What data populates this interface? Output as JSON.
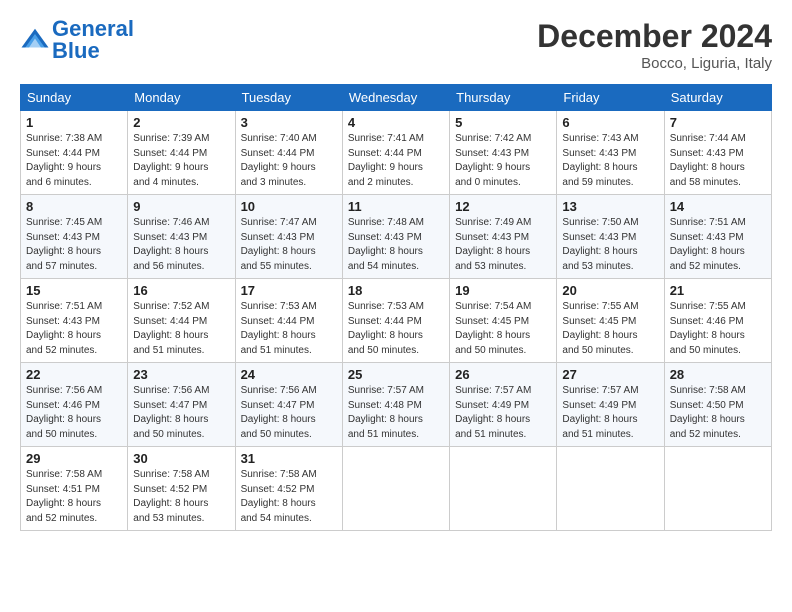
{
  "logo": {
    "line1": "General",
    "line2": "Blue"
  },
  "title": "December 2024",
  "location": "Bocco, Liguria, Italy",
  "headers": [
    "Sunday",
    "Monday",
    "Tuesday",
    "Wednesday",
    "Thursday",
    "Friday",
    "Saturday"
  ],
  "weeks": [
    [
      {
        "day": "1",
        "info": "Sunrise: 7:38 AM\nSunset: 4:44 PM\nDaylight: 9 hours\nand 6 minutes."
      },
      {
        "day": "2",
        "info": "Sunrise: 7:39 AM\nSunset: 4:44 PM\nDaylight: 9 hours\nand 4 minutes."
      },
      {
        "day": "3",
        "info": "Sunrise: 7:40 AM\nSunset: 4:44 PM\nDaylight: 9 hours\nand 3 minutes."
      },
      {
        "day": "4",
        "info": "Sunrise: 7:41 AM\nSunset: 4:44 PM\nDaylight: 9 hours\nand 2 minutes."
      },
      {
        "day": "5",
        "info": "Sunrise: 7:42 AM\nSunset: 4:43 PM\nDaylight: 9 hours\nand 0 minutes."
      },
      {
        "day": "6",
        "info": "Sunrise: 7:43 AM\nSunset: 4:43 PM\nDaylight: 8 hours\nand 59 minutes."
      },
      {
        "day": "7",
        "info": "Sunrise: 7:44 AM\nSunset: 4:43 PM\nDaylight: 8 hours\nand 58 minutes."
      }
    ],
    [
      {
        "day": "8",
        "info": "Sunrise: 7:45 AM\nSunset: 4:43 PM\nDaylight: 8 hours\nand 57 minutes."
      },
      {
        "day": "9",
        "info": "Sunrise: 7:46 AM\nSunset: 4:43 PM\nDaylight: 8 hours\nand 56 minutes."
      },
      {
        "day": "10",
        "info": "Sunrise: 7:47 AM\nSunset: 4:43 PM\nDaylight: 8 hours\nand 55 minutes."
      },
      {
        "day": "11",
        "info": "Sunrise: 7:48 AM\nSunset: 4:43 PM\nDaylight: 8 hours\nand 54 minutes."
      },
      {
        "day": "12",
        "info": "Sunrise: 7:49 AM\nSunset: 4:43 PM\nDaylight: 8 hours\nand 53 minutes."
      },
      {
        "day": "13",
        "info": "Sunrise: 7:50 AM\nSunset: 4:43 PM\nDaylight: 8 hours\nand 53 minutes."
      },
      {
        "day": "14",
        "info": "Sunrise: 7:51 AM\nSunset: 4:43 PM\nDaylight: 8 hours\nand 52 minutes."
      }
    ],
    [
      {
        "day": "15",
        "info": "Sunrise: 7:51 AM\nSunset: 4:43 PM\nDaylight: 8 hours\nand 52 minutes."
      },
      {
        "day": "16",
        "info": "Sunrise: 7:52 AM\nSunset: 4:44 PM\nDaylight: 8 hours\nand 51 minutes."
      },
      {
        "day": "17",
        "info": "Sunrise: 7:53 AM\nSunset: 4:44 PM\nDaylight: 8 hours\nand 51 minutes."
      },
      {
        "day": "18",
        "info": "Sunrise: 7:53 AM\nSunset: 4:44 PM\nDaylight: 8 hours\nand 50 minutes."
      },
      {
        "day": "19",
        "info": "Sunrise: 7:54 AM\nSunset: 4:45 PM\nDaylight: 8 hours\nand 50 minutes."
      },
      {
        "day": "20",
        "info": "Sunrise: 7:55 AM\nSunset: 4:45 PM\nDaylight: 8 hours\nand 50 minutes."
      },
      {
        "day": "21",
        "info": "Sunrise: 7:55 AM\nSunset: 4:46 PM\nDaylight: 8 hours\nand 50 minutes."
      }
    ],
    [
      {
        "day": "22",
        "info": "Sunrise: 7:56 AM\nSunset: 4:46 PM\nDaylight: 8 hours\nand 50 minutes."
      },
      {
        "day": "23",
        "info": "Sunrise: 7:56 AM\nSunset: 4:47 PM\nDaylight: 8 hours\nand 50 minutes."
      },
      {
        "day": "24",
        "info": "Sunrise: 7:56 AM\nSunset: 4:47 PM\nDaylight: 8 hours\nand 50 minutes."
      },
      {
        "day": "25",
        "info": "Sunrise: 7:57 AM\nSunset: 4:48 PM\nDaylight: 8 hours\nand 51 minutes."
      },
      {
        "day": "26",
        "info": "Sunrise: 7:57 AM\nSunset: 4:49 PM\nDaylight: 8 hours\nand 51 minutes."
      },
      {
        "day": "27",
        "info": "Sunrise: 7:57 AM\nSunset: 4:49 PM\nDaylight: 8 hours\nand 51 minutes."
      },
      {
        "day": "28",
        "info": "Sunrise: 7:58 AM\nSunset: 4:50 PM\nDaylight: 8 hours\nand 52 minutes."
      }
    ],
    [
      {
        "day": "29",
        "info": "Sunrise: 7:58 AM\nSunset: 4:51 PM\nDaylight: 8 hours\nand 52 minutes."
      },
      {
        "day": "30",
        "info": "Sunrise: 7:58 AM\nSunset: 4:52 PM\nDaylight: 8 hours\nand 53 minutes."
      },
      {
        "day": "31",
        "info": "Sunrise: 7:58 AM\nSunset: 4:52 PM\nDaylight: 8 hours\nand 54 minutes."
      },
      {
        "day": "",
        "info": ""
      },
      {
        "day": "",
        "info": ""
      },
      {
        "day": "",
        "info": ""
      },
      {
        "day": "",
        "info": ""
      }
    ]
  ]
}
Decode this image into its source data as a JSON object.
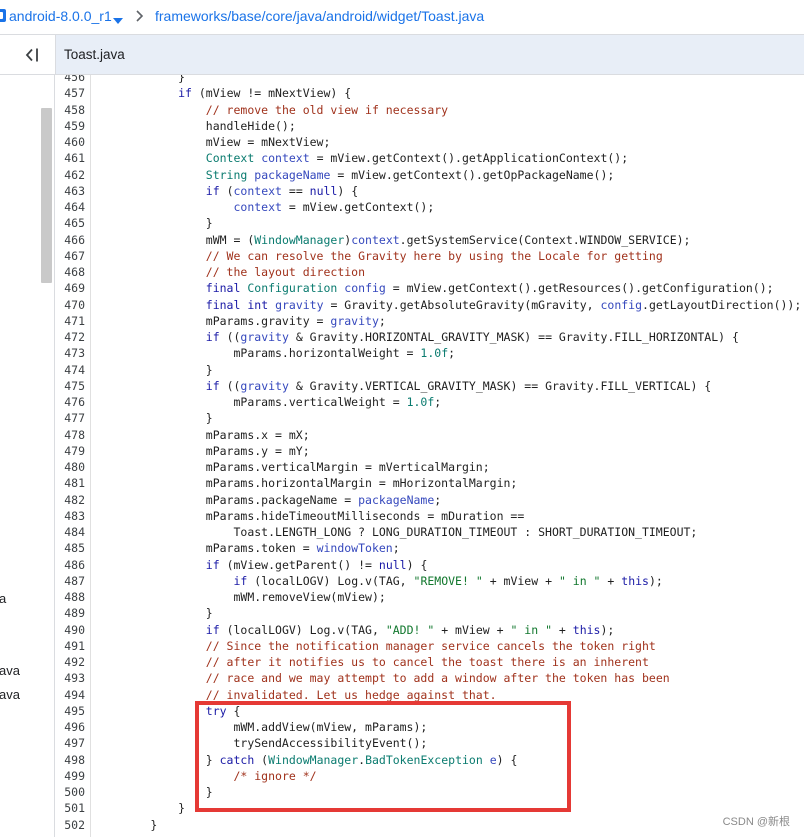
{
  "header": {
    "branch": "android-8.0.0_r1",
    "path": "frameworks/base/core/java/android/widget/Toast.java"
  },
  "tabbar": {
    "active_tab": "Toast.java"
  },
  "sidebar": {
    "labels": [
      "a",
      "ava",
      "ava"
    ]
  },
  "watermark": "CSDN @新根",
  "colors": {
    "accent": "#1a73e8",
    "highlight": "#e53935",
    "keyword": "#1a1aa6",
    "type": "#0a7b6f",
    "variable": "#3548bd",
    "string": "#11772d",
    "comment": "#a0321c",
    "number": "#0a7b6f"
  },
  "code": {
    "lines": [
      {
        "n": "456",
        "t": [
          "            }"
        ]
      },
      {
        "n": "457",
        "t": [
          "            ",
          [
            "#1a1aa6",
            "if"
          ],
          " (mView != mNextView) {"
        ]
      },
      {
        "n": "458",
        "t": [
          "                ",
          [
            "#a0321c",
            "// remove the old view if necessary"
          ]
        ]
      },
      {
        "n": "459",
        "t": [
          "                handleHide();"
        ]
      },
      {
        "n": "460",
        "t": [
          "                mView = mNextView;"
        ]
      },
      {
        "n": "461",
        "t": [
          "                ",
          [
            "#0a7b6f",
            "Context"
          ],
          " ",
          [
            "#3548bd",
            "context"
          ],
          " = mView.getContext().getApplicationContext();"
        ]
      },
      {
        "n": "462",
        "t": [
          "                ",
          [
            "#0a7b6f",
            "String"
          ],
          " ",
          [
            "#3548bd",
            "packageName"
          ],
          " = mView.getContext().getOpPackageName();"
        ]
      },
      {
        "n": "463",
        "t": [
          "                ",
          [
            "#1a1aa6",
            "if"
          ],
          " (",
          [
            "#3548bd",
            "context"
          ],
          " == ",
          [
            "#1a1aa6",
            "null"
          ],
          ") {"
        ]
      },
      {
        "n": "464",
        "t": [
          "                    ",
          [
            "#3548bd",
            "context"
          ],
          " = mView.getContext();"
        ]
      },
      {
        "n": "465",
        "t": [
          "                }"
        ]
      },
      {
        "n": "466",
        "t": [
          "                mWM = (",
          [
            "#0a7b6f",
            "WindowManager"
          ],
          ")",
          [
            "#3548bd",
            "context"
          ],
          ".getSystemService(Context.WINDOW_SERVICE);"
        ]
      },
      {
        "n": "467",
        "t": [
          "                ",
          [
            "#a0321c",
            "// We can resolve the Gravity here by using the Locale for getting"
          ]
        ]
      },
      {
        "n": "468",
        "t": [
          "                ",
          [
            "#a0321c",
            "// the layout direction"
          ]
        ]
      },
      {
        "n": "469",
        "t": [
          "                ",
          [
            "#1a1aa6",
            "final"
          ],
          " ",
          [
            "#0a7b6f",
            "Configuration"
          ],
          " ",
          [
            "#3548bd",
            "config"
          ],
          " = mView.getContext().getResources().getConfiguration();"
        ]
      },
      {
        "n": "470",
        "t": [
          "                ",
          [
            "#1a1aa6",
            "final"
          ],
          " ",
          [
            "#1a1aa6",
            "int"
          ],
          " ",
          [
            "#3548bd",
            "gravity"
          ],
          " = Gravity.getAbsoluteGravity(mGravity, ",
          [
            "#3548bd",
            "config"
          ],
          ".getLayoutDirection());"
        ]
      },
      {
        "n": "471",
        "t": [
          "                mParams.gravity = ",
          [
            "#3548bd",
            "gravity"
          ],
          ";"
        ]
      },
      {
        "n": "472",
        "t": [
          "                ",
          [
            "#1a1aa6",
            "if"
          ],
          " ((",
          [
            "#3548bd",
            "gravity"
          ],
          " & Gravity.HORIZONTAL_GRAVITY_MASK) == Gravity.FILL_HORIZONTAL) {"
        ]
      },
      {
        "n": "473",
        "t": [
          "                    mParams.horizontalWeight = ",
          [
            "#0a7b6f",
            "1.0f"
          ],
          ";"
        ]
      },
      {
        "n": "474",
        "t": [
          "                }"
        ]
      },
      {
        "n": "475",
        "t": [
          "                ",
          [
            "#1a1aa6",
            "if"
          ],
          " ((",
          [
            "#3548bd",
            "gravity"
          ],
          " & Gravity.VERTICAL_GRAVITY_MASK) == Gravity.FILL_VERTICAL) {"
        ]
      },
      {
        "n": "476",
        "t": [
          "                    mParams.verticalWeight = ",
          [
            "#0a7b6f",
            "1.0f"
          ],
          ";"
        ]
      },
      {
        "n": "477",
        "t": [
          "                }"
        ]
      },
      {
        "n": "478",
        "t": [
          "                mParams.x = mX;"
        ]
      },
      {
        "n": "479",
        "t": [
          "                mParams.y = mY;"
        ]
      },
      {
        "n": "480",
        "t": [
          "                mParams.verticalMargin = mVerticalMargin;"
        ]
      },
      {
        "n": "481",
        "t": [
          "                mParams.horizontalMargin = mHorizontalMargin;"
        ]
      },
      {
        "n": "482",
        "t": [
          "                mParams.packageName = ",
          [
            "#3548bd",
            "packageName"
          ],
          ";"
        ]
      },
      {
        "n": "483",
        "t": [
          "                mParams.hideTimeoutMilliseconds = mDuration =="
        ]
      },
      {
        "n": "484",
        "t": [
          "                    Toast.LENGTH_LONG ? LONG_DURATION_TIMEOUT : SHORT_DURATION_TIMEOUT;"
        ]
      },
      {
        "n": "485",
        "t": [
          "                mParams.token = ",
          [
            "#3548bd",
            "windowToken"
          ],
          ";"
        ]
      },
      {
        "n": "486",
        "t": [
          "                ",
          [
            "#1a1aa6",
            "if"
          ],
          " (mView.getParent() != ",
          [
            "#1a1aa6",
            "null"
          ],
          ") {"
        ]
      },
      {
        "n": "487",
        "t": [
          "                    ",
          [
            "#1a1aa6",
            "if"
          ],
          " (localLOGV) Log.v(TAG, ",
          [
            "#11772d",
            "\"REMOVE! \""
          ],
          " + mView + ",
          [
            "#11772d",
            "\" in \""
          ],
          " + ",
          [
            "#1a1aa6",
            "this"
          ],
          ");"
        ]
      },
      {
        "n": "488",
        "t": [
          "                    mWM.removeView(mView);"
        ]
      },
      {
        "n": "489",
        "t": [
          "                }"
        ]
      },
      {
        "n": "490",
        "t": [
          "                ",
          [
            "#1a1aa6",
            "if"
          ],
          " (localLOGV) Log.v(TAG, ",
          [
            "#11772d",
            "\"ADD! \""
          ],
          " + mView + ",
          [
            "#11772d",
            "\" in \""
          ],
          " + ",
          [
            "#1a1aa6",
            "this"
          ],
          ");"
        ]
      },
      {
        "n": "491",
        "t": [
          "                ",
          [
            "#a0321c",
            "// Since the notification manager service cancels the token right"
          ]
        ]
      },
      {
        "n": "492",
        "t": [
          "                ",
          [
            "#a0321c",
            "// after it notifies us to cancel the toast there is an inherent"
          ]
        ]
      },
      {
        "n": "493",
        "t": [
          "                ",
          [
            "#a0321c",
            "// race and we may attempt to add a window after the token has been"
          ]
        ]
      },
      {
        "n": "494",
        "t": [
          "                ",
          [
            "#a0321c",
            "// invalidated. Let us hedge against that."
          ]
        ]
      },
      {
        "n": "495",
        "t": [
          "                ",
          [
            "#1a1aa6",
            "try"
          ],
          " {"
        ]
      },
      {
        "n": "496",
        "t": [
          "                    mWM.addView(mView, mParams);"
        ]
      },
      {
        "n": "497",
        "t": [
          "                    trySendAccessibilityEvent();"
        ]
      },
      {
        "n": "498",
        "t": [
          "                } ",
          [
            "#1a1aa6",
            "catch"
          ],
          " (",
          [
            "#0a7b6f",
            "WindowManager"
          ],
          ".",
          [
            "#0a7b6f",
            "BadTokenException"
          ],
          " ",
          [
            "#3548bd",
            "e"
          ],
          ") {"
        ]
      },
      {
        "n": "499",
        "t": [
          "                    ",
          [
            "#a0321c",
            "/* ignore */"
          ]
        ]
      },
      {
        "n": "500",
        "t": [
          "                }"
        ]
      },
      {
        "n": "501",
        "t": [
          "            }"
        ]
      },
      {
        "n": "502",
        "t": [
          "        }"
        ]
      }
    ]
  }
}
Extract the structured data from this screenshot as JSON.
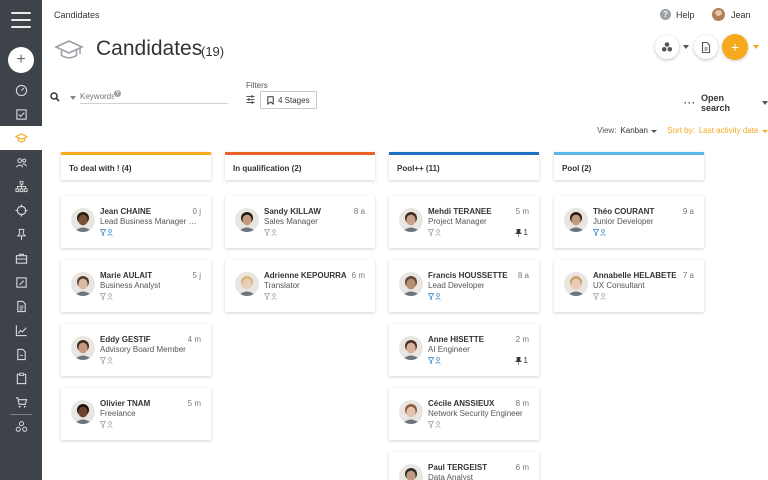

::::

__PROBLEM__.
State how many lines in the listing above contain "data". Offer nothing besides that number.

__COMPLETED TASK__.
3